Provided data section start

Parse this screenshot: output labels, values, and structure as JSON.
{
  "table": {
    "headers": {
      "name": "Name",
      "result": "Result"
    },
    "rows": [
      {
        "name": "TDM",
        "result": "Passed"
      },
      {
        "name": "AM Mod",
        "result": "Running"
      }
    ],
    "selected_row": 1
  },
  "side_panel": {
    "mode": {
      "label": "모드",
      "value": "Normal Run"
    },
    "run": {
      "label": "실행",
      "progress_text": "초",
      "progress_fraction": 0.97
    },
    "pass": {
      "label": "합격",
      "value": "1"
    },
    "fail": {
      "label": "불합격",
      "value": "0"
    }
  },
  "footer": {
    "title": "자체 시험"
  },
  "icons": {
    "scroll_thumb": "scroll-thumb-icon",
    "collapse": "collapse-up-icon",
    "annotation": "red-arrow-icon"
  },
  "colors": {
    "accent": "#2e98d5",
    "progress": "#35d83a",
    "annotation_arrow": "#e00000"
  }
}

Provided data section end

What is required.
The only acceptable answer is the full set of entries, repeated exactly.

Task answer.
Parse this screenshot: output labels, values, and structure as JSON.
{
  "table": {
    "headers": {
      "name": "Name",
      "result": "Result"
    },
    "rows": [
      {
        "name": "TDM",
        "result": "Passed"
      },
      {
        "name": "AM Mod",
        "result": "Running"
      }
    ],
    "selected_row": 1
  },
  "side_panel": {
    "mode": {
      "label": "모드",
      "value": "Normal Run"
    },
    "run": {
      "label": "실행",
      "progress_text": "초",
      "progress_fraction": 0.97
    },
    "pass": {
      "label": "합격",
      "value": "1"
    },
    "fail": {
      "label": "불합격",
      "value": "0"
    }
  },
  "footer": {
    "title": "자체 시험"
  },
  "icons": {
    "scroll_thumb": "scroll-thumb-icon",
    "collapse": "collapse-up-icon",
    "annotation": "red-arrow-icon"
  },
  "colors": {
    "accent": "#2e98d5",
    "progress": "#35d83a",
    "annotation_arrow": "#e00000"
  }
}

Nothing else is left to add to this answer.